** Opening Exercise inputs block **

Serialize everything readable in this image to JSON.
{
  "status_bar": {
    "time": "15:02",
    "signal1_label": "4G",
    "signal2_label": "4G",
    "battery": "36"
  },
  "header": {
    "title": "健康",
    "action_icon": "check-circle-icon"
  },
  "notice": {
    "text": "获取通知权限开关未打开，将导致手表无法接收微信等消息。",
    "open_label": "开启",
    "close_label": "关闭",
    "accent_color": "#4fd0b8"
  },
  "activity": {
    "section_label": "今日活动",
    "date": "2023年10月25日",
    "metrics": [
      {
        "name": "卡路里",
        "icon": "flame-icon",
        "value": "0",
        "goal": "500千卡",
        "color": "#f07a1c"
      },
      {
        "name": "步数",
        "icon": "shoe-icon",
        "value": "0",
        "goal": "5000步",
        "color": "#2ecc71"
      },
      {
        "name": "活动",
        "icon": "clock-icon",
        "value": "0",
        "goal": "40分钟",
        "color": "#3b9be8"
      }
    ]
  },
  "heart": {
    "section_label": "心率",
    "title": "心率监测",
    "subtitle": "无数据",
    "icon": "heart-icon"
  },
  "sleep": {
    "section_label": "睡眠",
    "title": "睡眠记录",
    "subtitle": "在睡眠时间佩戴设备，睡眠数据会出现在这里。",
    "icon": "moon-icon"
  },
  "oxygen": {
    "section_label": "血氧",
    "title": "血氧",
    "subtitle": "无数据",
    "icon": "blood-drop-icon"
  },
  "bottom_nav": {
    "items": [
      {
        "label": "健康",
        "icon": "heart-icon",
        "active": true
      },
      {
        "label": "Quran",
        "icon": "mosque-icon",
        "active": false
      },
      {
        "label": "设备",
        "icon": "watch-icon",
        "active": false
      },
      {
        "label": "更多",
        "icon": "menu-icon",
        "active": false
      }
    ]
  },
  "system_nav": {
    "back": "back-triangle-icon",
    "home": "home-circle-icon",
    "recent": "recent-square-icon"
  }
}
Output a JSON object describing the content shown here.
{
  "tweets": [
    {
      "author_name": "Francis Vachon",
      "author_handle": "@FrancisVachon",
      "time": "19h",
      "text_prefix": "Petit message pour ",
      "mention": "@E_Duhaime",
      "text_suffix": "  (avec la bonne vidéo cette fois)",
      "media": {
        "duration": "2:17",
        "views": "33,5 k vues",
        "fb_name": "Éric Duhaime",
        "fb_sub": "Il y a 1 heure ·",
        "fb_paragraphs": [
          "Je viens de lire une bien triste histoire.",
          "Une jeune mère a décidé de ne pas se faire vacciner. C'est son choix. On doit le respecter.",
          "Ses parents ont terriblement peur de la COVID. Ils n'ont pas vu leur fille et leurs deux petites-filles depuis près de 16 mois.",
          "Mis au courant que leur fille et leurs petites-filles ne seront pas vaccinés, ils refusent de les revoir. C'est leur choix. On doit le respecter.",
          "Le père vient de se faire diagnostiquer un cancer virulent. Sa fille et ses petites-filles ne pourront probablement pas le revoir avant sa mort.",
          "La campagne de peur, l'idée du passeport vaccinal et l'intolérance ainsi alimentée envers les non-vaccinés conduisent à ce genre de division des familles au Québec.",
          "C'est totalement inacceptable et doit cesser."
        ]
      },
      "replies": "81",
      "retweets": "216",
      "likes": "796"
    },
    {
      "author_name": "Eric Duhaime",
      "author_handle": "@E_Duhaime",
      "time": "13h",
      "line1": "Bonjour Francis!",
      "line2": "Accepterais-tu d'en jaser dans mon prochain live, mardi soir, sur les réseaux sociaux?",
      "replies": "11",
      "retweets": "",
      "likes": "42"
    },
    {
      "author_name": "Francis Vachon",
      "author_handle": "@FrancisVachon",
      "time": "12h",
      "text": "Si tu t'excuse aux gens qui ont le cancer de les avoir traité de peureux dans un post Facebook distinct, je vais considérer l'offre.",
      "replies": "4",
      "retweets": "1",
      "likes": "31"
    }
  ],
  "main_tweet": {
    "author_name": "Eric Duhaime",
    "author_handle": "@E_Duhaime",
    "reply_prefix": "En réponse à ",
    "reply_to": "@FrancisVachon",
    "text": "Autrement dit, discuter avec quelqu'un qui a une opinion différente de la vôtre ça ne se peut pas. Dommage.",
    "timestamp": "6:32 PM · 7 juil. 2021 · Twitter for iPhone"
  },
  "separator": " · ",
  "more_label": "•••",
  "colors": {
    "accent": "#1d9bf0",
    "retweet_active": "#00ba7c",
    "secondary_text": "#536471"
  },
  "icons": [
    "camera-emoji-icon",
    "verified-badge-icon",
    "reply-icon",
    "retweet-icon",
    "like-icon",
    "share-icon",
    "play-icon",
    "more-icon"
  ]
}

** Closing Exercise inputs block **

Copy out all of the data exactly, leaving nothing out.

Serialize everything readable in this image to JSON.
{
  "status_bar": {
    "time": "15:02",
    "signal1_label": "4G",
    "signal2_label": "4G",
    "battery": "36"
  },
  "header": {
    "title": "健康",
    "action_icon": "check-circle-icon"
  },
  "notice": {
    "text": "获取通知权限开关未打开，将导致手表无法接收微信等消息。",
    "open_label": "开启",
    "close_label": "关闭",
    "accent_color": "#4fd0b8"
  },
  "activity": {
    "section_label": "今日活动",
    "date": "2023年10月25日",
    "metrics": [
      {
        "name": "卡路里",
        "icon": "flame-icon",
        "value": "0",
        "goal": "500千卡",
        "color": "#f07a1c"
      },
      {
        "name": "步数",
        "icon": "shoe-icon",
        "value": "0",
        "goal": "5000步",
        "color": "#2ecc71"
      },
      {
        "name": "活动",
        "icon": "clock-icon",
        "value": "0",
        "goal": "40分钟",
        "color": "#3b9be8"
      }
    ]
  },
  "heart": {
    "section_label": "心率",
    "title": "心率监测",
    "subtitle": "无数据",
    "icon": "heart-icon"
  },
  "sleep": {
    "section_label": "睡眠",
    "title": "睡眠记录",
    "subtitle": "在睡眠时间佩戴设备，睡眠数据会出现在这里。",
    "icon": "moon-icon"
  },
  "oxygen": {
    "section_label": "血氧",
    "title": "血氧",
    "subtitle": "无数据",
    "icon": "blood-drop-icon"
  },
  "bottom_nav": {
    "items": [
      {
        "label": "健康",
        "icon": "heart-icon",
        "active": true
      },
      {
        "label": "Quran",
        "icon": "mosque-icon",
        "active": false
      },
      {
        "label": "设备",
        "icon": "watch-icon",
        "active": false
      },
      {
        "label": "更多",
        "icon": "menu-icon",
        "active": false
      }
    ]
  },
  "system_nav": {
    "back": "back-triangle-icon",
    "home": "home-circle-icon",
    "recent": "recent-square-icon"
  }
}
Output a JSON object describing the content shown here.
{
  "tweets": [
    {
      "author_name": "Francis Vachon",
      "author_handle": "@FrancisVachon",
      "time": "19h",
      "text_prefix": "Petit message pour ",
      "mention": "@E_Duhaime",
      "text_suffix": "  (avec la bonne vidéo cette fois)",
      "media": {
        "duration": "2:17",
        "views": "33,5 k vues",
        "fb_name": "Éric Duhaime",
        "fb_sub": "Il y a 1 heure ·",
        "fb_paragraphs": [
          "Je viens de lire une bien triste histoire.",
          "Une jeune mère a décidé de ne pas se faire vacciner. C'est son choix. On doit le respecter.",
          "Ses parents ont terriblement peur de la COVID. Ils n'ont pas vu leur fille et leurs deux petites-filles depuis près de 16 mois.",
          "Mis au courant que leur fille et leurs petites-filles ne seront pas vaccinés, ils refusent de les revoir. C'est leur choix. On doit le respecter.",
          "Le père vient de se faire diagnostiquer un cancer virulent. Sa fille et ses petites-filles ne pourront probablement pas le revoir avant sa mort.",
          "La campagne de peur, l'idée du passeport vaccinal et l'intolérance ainsi alimentée envers les non-vaccinés conduisent à ce genre de division des familles au Québec.",
          "C'est totalement inacceptable et doit cesser."
        ]
      },
      "replies": "81",
      "retweets": "216",
      "likes": "796"
    },
    {
      "author_name": "Eric Duhaime",
      "author_handle": "@E_Duhaime",
      "time": "13h",
      "line1": "Bonjour Francis!",
      "line2": "Accepterais-tu d'en jaser dans mon prochain live, mardi soir, sur les réseaux sociaux?",
      "replies": "11",
      "retweets": "",
      "likes": "42"
    },
    {
      "author_name": "Francis Vachon",
      "author_handle": "@FrancisVachon",
      "time": "12h",
      "text": "Si tu t'excuse aux gens qui ont le cancer de les avoir traité de peureux dans un post Facebook distinct, je vais considérer l'offre.",
      "replies": "4",
      "retweets": "1",
      "likes": "31"
    }
  ],
  "main_tweet": {
    "author_name": "Eric Duhaime",
    "author_handle": "@E_Duhaime",
    "reply_prefix": "En réponse à ",
    "reply_to": "@FrancisVachon",
    "text": "Autrement dit, discuter avec quelqu'un qui a une opinion différente de la vôtre ça ne se peut pas. Dommage.",
    "timestamp": "6:32 PM · 7 juil. 2021 · Twitter for iPhone"
  },
  "separator": " · ",
  "more_label": "•••",
  "colors": {
    "accent": "#1d9bf0",
    "retweet_active": "#00ba7c",
    "secondary_text": "#536471"
  },
  "icons": [
    "camera-emoji-icon",
    "verified-badge-icon",
    "reply-icon",
    "retweet-icon",
    "like-icon",
    "share-icon",
    "play-icon",
    "more-icon"
  ]
}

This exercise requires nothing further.